**The data:**
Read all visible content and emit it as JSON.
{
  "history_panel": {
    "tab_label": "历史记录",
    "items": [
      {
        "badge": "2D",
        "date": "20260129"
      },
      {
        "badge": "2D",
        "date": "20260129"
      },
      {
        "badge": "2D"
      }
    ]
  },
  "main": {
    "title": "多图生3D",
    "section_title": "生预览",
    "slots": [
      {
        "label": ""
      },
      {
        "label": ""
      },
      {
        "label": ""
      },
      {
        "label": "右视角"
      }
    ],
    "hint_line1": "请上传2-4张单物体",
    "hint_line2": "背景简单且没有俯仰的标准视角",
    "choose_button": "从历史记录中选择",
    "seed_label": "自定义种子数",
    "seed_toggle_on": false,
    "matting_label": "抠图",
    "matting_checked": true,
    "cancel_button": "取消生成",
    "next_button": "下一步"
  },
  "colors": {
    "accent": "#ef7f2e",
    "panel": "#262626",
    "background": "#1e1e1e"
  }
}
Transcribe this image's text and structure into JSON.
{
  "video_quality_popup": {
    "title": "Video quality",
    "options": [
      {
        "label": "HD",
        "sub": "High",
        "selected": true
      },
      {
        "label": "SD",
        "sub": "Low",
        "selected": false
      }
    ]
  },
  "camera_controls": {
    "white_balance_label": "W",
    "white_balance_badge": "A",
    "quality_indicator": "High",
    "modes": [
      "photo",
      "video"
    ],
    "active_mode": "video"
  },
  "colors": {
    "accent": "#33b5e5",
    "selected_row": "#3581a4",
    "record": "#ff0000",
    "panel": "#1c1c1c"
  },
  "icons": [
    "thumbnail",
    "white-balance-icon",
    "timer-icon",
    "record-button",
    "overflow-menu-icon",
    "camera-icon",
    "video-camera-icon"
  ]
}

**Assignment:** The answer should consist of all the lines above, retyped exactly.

**Exercise response:**
Read all visible content and emit it as JSON.
{
  "history_panel": {
    "tab_label": "历史记录",
    "items": [
      {
        "badge": "2D",
        "date": "20260129"
      },
      {
        "badge": "2D",
        "date": "20260129"
      },
      {
        "badge": "2D"
      }
    ]
  },
  "main": {
    "title": "多图生3D",
    "section_title": "生预览",
    "slots": [
      {
        "label": ""
      },
      {
        "label": ""
      },
      {
        "label": ""
      },
      {
        "label": "右视角"
      }
    ],
    "hint_line1": "请上传2-4张单物体",
    "hint_line2": "背景简单且没有俯仰的标准视角",
    "choose_button": "从历史记录中选择",
    "seed_label": "自定义种子数",
    "seed_toggle_on": false,
    "matting_label": "抠图",
    "matting_checked": true,
    "cancel_button": "取消生成",
    "next_button": "下一步"
  },
  "colors": {
    "accent": "#ef7f2e",
    "panel": "#262626",
    "background": "#1e1e1e"
  }
}
Transcribe this image's text and structure into JSON.
{
  "video_quality_popup": {
    "title": "Video quality",
    "options": [
      {
        "label": "HD",
        "sub": "High",
        "selected": true
      },
      {
        "label": "SD",
        "sub": "Low",
        "selected": false
      }
    ]
  },
  "camera_controls": {
    "white_balance_label": "W",
    "white_balance_badge": "A",
    "quality_indicator": "High",
    "modes": [
      "photo",
      "video"
    ],
    "active_mode": "video"
  },
  "colors": {
    "accent": "#33b5e5",
    "selected_row": "#3581a4",
    "record": "#ff0000",
    "panel": "#1c1c1c"
  },
  "icons": [
    "thumbnail",
    "white-balance-icon",
    "timer-icon",
    "record-button",
    "overflow-menu-icon",
    "camera-icon",
    "video-camera-icon"
  ]
}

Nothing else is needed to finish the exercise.